# Crash Crash Question

1. Jun 24, 2009

### JordaanDMC-12

Hello everyone, my name is Jordan and I love Physics... Well my main question is, when two cars get into an accident, lets say one vehicle is traveling at a velocity of 40 miles per hour, the other vehicle at the same 40 miles per hour. When they get into a head on collision, you add the two velocities together right? So in fact the vehicles were subjected to a crash at the force of 80 mph?

Is this correct?

2. Jun 24, 2009

### mgb_phys

Basically yes.
In detail in a real crash it might make a difference - so accident investigators could probably tell if both cars where moving or not.

3. Jun 24, 2009

### Danger

Quite right. One of the major components of the problem will be the relative weights and structural integrities of the vehicles. At the speeds that you mentioned, a Hummer would come out fairly unscathed in a crash with a Smart car. Might need a new bumper, and a repacked airbag, but the frame would probably be fine.

4. Jun 24, 2009

### PatPwnt

What is the definition of a crash? Two cars that are the same mass and going equal opposite velocities that collide head on will be similar to one of the cars colliding with an immovable wall. Or one of the cars colliding at twice the velocity with the another car at rest.

5. Jun 24, 2009

### Naty1

The above answers may not get to the more accurate underlying principle that it's relative , momentum that provides a better insight....mv =Mv where M is much bigger than m, "M" is the Hummer..

In other words, if the two vehicles are identical, the velocities tell just about the whole story; but if one vehicle is twice as heavy as the other, it's momentum will be twice the other vehicle at any identical velocity......at the crash, the twice a heavy Hummer will still be moving in its original direction while the smaller vehicle will be forced backwards.....

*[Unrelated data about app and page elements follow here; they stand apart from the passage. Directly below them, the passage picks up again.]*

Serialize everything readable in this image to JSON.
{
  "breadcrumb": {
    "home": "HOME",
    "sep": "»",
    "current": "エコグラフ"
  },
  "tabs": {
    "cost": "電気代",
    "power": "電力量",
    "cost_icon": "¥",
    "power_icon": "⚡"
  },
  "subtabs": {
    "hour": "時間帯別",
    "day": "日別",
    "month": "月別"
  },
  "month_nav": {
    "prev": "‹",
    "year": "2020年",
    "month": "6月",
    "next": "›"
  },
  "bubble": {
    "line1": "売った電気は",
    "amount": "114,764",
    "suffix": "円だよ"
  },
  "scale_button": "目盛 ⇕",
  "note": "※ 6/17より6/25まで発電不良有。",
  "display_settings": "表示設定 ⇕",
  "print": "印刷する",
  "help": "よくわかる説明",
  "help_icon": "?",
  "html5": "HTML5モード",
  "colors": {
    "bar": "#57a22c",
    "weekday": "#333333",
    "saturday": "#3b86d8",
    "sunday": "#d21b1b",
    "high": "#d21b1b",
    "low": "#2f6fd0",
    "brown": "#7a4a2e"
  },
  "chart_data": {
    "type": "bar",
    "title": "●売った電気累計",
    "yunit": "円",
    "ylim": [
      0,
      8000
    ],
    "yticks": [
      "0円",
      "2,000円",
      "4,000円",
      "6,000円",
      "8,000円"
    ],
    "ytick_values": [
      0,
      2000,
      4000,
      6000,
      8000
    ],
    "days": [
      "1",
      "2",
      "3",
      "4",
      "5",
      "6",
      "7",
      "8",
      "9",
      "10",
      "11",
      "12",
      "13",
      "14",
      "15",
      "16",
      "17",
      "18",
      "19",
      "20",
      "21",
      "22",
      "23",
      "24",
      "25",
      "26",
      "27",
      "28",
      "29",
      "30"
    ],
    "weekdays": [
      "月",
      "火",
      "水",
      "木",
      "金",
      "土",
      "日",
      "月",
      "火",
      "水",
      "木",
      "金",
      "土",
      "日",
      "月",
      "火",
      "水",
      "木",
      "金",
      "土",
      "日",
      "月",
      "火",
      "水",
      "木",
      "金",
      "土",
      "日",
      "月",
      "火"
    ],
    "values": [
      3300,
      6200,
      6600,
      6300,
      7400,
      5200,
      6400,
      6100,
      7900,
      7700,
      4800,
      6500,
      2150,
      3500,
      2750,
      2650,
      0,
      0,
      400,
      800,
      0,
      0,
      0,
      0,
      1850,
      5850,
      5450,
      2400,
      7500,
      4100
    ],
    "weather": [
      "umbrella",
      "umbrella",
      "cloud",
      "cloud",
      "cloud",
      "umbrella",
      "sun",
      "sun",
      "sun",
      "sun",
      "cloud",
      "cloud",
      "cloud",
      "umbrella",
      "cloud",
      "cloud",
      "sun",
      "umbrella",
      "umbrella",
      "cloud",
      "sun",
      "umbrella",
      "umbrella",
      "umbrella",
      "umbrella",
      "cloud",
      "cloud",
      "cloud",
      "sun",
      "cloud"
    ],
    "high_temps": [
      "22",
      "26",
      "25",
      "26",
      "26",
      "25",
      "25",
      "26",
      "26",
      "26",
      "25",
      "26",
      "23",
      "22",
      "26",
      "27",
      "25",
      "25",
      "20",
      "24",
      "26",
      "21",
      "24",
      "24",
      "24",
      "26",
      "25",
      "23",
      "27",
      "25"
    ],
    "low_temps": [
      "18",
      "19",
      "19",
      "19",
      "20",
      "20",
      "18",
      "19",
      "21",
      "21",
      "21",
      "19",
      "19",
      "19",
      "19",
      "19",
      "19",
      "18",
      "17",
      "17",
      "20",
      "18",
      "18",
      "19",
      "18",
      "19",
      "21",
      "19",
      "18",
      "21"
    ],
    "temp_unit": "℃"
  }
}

6. Jun 24, 2009

### JordaanDMC-12

So this is what I am basing this on: